Because this will give us the confidence we need to change the world. I firmly believe that one can achieve any goal as long as they have enough confidence in themselves and their ability. Everything in this world follows the “fake it till you make it” principal, there are almost zero exceptions. That’s why there are so many people with crazy success stories, going from zero to hero or rags to riches etc. Their ability to hold onto their self confidence and belief in themselves was what allowed them to persist and eventually succeed.


When asked “why do you think you can change the world?”, you need say nothing more than “because I can”.


And most of all, when faced with peer comparisons or competition, this confidence in one’s ability to become great will allow us to get through the worst of it. Instead of having feelings of not being good enough or not measuring up to your peers’ achievements, you must begin trusting yourself and your abilities. You could have also achieved what others have achieved if you put in the same amount of work, persisted the same amount. But you are special. You have your own thing going, even if it isn’t clearly apparent yet. There are so many things that uniquely make you you, that those around you don’t necessarily have. And for that, you should be thankful that just like you cannot copy the life paths of those around you, they cannot copy yours either.

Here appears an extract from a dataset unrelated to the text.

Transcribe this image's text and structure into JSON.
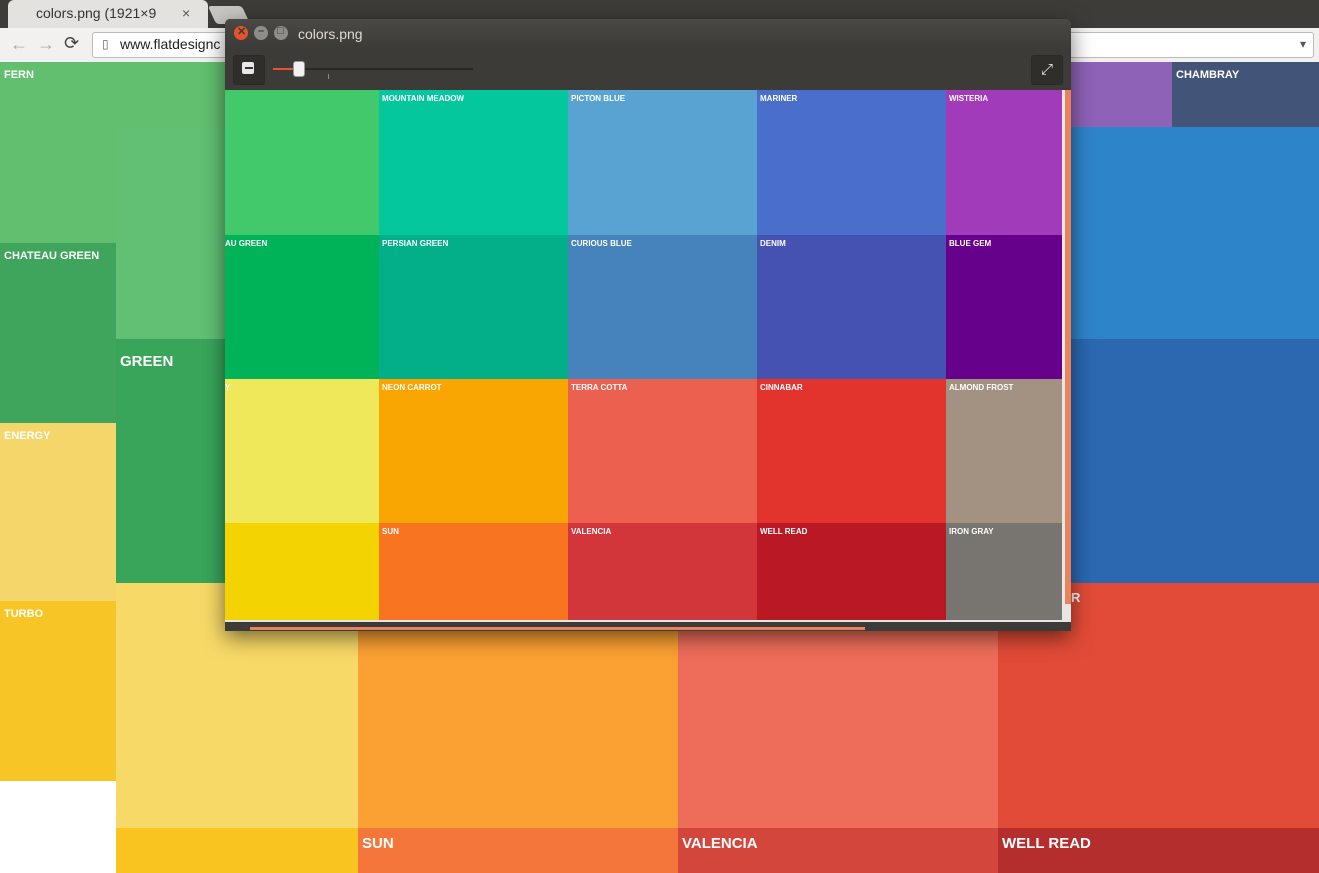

The real danger comes from believing everyone but us is special, and it’s because of their specialness that they are able to achieve everything they can. But on the other hand, we are unfortunately only able to reach up to whatever our mediocre selves can get to before we’d stopped at some invisible limit. If you begin to feel like this, I would recommend re-centering yourself by leaving whatever social media app or conversation or thought that is making you feel that way, and instead reflect on all of the amazing things you have done that make you you. Ask yourself, what am I proud of myself for doing? It can be subjective as well, since tasks that may come simple to those around us might be difficult to us due to context and situation.


For example, it might take a lot more for you to post a photo of yourself on social media than someone else, so be proud that you courageously put yourself out there rather than comparing yourself to those that make a living off of social media or enjoy openly expressing themselves through social media. Since their situations are different from your own, comparing how many likes or comments may be completely inappropriate, and instead measuring how much you felt fulfilled by sharing a captured moment with others is what you should be interested in.

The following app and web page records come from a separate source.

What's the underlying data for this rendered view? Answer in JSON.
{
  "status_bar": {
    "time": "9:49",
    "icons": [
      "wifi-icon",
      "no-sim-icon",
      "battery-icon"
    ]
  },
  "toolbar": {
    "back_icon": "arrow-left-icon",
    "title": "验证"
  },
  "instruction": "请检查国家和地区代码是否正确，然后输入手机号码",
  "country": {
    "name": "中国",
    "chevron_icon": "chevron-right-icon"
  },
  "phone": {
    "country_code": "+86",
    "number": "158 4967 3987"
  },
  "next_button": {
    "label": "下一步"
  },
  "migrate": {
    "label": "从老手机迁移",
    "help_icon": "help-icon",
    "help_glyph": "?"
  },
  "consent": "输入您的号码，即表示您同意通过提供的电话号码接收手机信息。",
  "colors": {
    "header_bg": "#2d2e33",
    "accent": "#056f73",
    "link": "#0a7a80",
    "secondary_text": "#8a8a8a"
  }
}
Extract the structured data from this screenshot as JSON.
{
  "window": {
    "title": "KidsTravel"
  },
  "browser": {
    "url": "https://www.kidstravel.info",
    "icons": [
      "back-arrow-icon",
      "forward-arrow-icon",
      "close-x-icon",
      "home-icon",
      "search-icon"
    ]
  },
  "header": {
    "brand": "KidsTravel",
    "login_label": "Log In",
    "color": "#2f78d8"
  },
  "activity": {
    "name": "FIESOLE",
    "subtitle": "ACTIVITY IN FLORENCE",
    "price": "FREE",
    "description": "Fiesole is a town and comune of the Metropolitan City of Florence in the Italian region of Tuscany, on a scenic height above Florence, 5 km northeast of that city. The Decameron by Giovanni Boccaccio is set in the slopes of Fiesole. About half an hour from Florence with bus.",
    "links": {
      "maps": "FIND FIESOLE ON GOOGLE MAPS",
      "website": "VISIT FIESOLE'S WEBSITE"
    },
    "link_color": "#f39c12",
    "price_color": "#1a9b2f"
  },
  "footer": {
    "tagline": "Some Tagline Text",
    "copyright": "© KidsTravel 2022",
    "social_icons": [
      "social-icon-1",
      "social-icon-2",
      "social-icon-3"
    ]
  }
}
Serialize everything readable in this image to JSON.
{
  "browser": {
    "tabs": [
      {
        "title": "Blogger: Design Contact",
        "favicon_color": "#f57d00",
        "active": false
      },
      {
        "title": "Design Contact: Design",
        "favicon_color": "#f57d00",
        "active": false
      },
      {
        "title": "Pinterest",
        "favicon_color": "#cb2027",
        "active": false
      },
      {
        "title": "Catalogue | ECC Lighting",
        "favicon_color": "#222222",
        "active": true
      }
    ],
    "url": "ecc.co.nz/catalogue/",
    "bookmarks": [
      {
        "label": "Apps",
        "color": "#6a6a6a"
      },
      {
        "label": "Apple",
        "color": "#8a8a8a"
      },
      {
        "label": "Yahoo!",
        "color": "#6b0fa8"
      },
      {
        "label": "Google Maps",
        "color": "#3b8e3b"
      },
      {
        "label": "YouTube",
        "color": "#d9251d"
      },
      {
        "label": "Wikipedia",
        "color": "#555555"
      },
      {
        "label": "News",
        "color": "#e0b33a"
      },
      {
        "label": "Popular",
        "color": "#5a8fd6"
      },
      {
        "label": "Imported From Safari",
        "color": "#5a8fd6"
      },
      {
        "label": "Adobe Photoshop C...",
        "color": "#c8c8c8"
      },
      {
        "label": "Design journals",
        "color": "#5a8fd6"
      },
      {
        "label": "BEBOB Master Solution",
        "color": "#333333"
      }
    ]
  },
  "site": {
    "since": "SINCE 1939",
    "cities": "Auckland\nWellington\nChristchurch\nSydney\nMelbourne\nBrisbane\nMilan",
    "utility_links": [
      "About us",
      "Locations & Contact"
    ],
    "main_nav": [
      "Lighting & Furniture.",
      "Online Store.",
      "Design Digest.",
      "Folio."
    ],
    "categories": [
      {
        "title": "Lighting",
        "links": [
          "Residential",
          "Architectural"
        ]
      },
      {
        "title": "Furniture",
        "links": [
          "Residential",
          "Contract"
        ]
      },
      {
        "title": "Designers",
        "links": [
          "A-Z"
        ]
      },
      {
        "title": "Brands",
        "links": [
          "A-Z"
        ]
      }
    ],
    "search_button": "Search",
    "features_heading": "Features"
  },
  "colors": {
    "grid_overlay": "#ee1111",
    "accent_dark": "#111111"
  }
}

All in all, it is not easy to stop constantly comparing yourself to those around you. So don’t feel bad if it happens, just acknowledge your feelings and do your best to affirm what your heart wants to hear: that you are still full of worth and appeal and specialness!


Never doubt that you are a special person, because that is what will guide you to do things that you wouldn’t usually be comfortable with doing. Oh, the amazing things that self confidence can do to you! It’ll make you a better version of yourself!


That being said, I hope you all will consider this next time you start to feel down about yourself. Don’t lose your self confidence and your belief in yourself! And as always, I write this


With love,


Millie